Given the oppositions people set up, it becomes too easy for spiritually aligned people to say science is the problem, and spirituality is the solution, when they may well be both parts of the problem and solution. The Sacred and the Profane are perhaps not separate… Personally I was relieved to discover that anthropologists decided this distinction was not present in many societies.

Historically, spirituality has grown up alongside (and with) logos, science, materialism, reason; and similarly they grow out of it. As mutually dependent, both ‘sides’ are as responsible for our problems as anything else.

Jungians might be expected to sit with these opposites, rather than to declare one side responsible for harm and the other good. We might find that both are necessary, to correct the other, or we might find that we discover something new.

Diminishing difference

February 25, 2017

There is a rather weird form of argument I often find used by Americans.

It goes like this: ” ‘A’ is bad and ‘B’ is hugely bad. This means that you should not have a preference between the two as they are both bad.”

This is like saying if I have a choice between a cold and meningitis, I should not chose the cold. If I have a choice between Stalin and Pence, I should not protest about the possibility of Stalin.

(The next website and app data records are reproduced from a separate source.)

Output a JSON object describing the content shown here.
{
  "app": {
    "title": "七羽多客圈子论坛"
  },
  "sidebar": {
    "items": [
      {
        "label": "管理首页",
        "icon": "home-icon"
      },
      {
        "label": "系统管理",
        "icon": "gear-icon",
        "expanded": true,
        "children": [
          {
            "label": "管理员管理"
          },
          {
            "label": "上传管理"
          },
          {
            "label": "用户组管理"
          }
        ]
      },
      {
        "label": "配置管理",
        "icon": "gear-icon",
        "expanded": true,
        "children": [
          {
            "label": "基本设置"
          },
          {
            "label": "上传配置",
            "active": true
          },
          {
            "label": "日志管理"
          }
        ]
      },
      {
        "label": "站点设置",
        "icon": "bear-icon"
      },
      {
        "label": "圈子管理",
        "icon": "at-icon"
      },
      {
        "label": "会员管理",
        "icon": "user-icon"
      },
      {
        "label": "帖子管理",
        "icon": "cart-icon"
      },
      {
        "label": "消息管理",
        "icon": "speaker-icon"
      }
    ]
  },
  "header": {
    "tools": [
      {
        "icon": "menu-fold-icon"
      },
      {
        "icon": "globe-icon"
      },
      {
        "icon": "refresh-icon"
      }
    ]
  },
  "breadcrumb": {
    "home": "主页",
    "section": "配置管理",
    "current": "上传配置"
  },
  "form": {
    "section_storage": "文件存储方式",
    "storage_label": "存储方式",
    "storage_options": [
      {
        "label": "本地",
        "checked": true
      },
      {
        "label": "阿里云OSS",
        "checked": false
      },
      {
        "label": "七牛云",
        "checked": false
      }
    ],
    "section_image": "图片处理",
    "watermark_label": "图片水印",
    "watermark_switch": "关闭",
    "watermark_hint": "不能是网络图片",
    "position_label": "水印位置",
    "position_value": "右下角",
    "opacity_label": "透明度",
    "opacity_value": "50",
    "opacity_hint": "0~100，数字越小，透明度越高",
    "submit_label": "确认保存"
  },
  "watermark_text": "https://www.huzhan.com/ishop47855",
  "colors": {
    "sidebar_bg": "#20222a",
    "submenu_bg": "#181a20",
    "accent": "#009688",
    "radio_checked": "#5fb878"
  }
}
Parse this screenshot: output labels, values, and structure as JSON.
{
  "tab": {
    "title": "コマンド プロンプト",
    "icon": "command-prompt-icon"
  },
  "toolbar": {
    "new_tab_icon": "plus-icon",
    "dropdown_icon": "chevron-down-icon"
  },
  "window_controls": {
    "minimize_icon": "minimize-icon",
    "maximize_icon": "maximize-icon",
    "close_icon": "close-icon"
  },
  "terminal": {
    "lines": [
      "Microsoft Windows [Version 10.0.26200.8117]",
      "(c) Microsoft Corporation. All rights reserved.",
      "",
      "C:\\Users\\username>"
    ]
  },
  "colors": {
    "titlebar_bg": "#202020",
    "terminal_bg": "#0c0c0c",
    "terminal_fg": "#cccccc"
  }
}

So it goes: Clinton was probably going to continue the Bush wars in the ‘Middle East’ – ok that’s bad.
Trump has threatened to use nukes in the Middle East, supports Russian tactics in the area, and wants to exterminate members of ISIS and their families, and of course continue the wars with massive increases in military spending. Trump also threatens US allies, to make it more likely the US will have to do this by itself. Hugely bad.
The argument is that you can’t possibly object to Trump as they are both equally bad.

Clinton supports Wall Street. bad
Trump supports Wall street and wants total deregulation to allow companies to rip people off without the remotest fear of being held responsible. Hugely bad.
But there is really no difference.

Clinton is said to be sympathetic to fossil fuel companies (despite Republicans previously arguing that she wasn’t) – ok bad.
Trump will support fossil fuel companies, force constructions of pipelines, allow fossil fuel companies to write his policies (not just on energy but apparently on foreign affairs), remove controls over pollution and environmental damage and so on. Hugely bad.
No difference, so can’t object to Trump.

Clinton supports a State.
Trump supports the State and massive police action, removal of important data from websites, large scale, deportations and threatens any independent comment and the judiciary. Appoints more people with vested interests to his Cabinet than anyone in living memory.
This is obviously the same thing.

Even if my facts are wrong, and I hope they are not, these strange argument patterns are what I experience almost daily.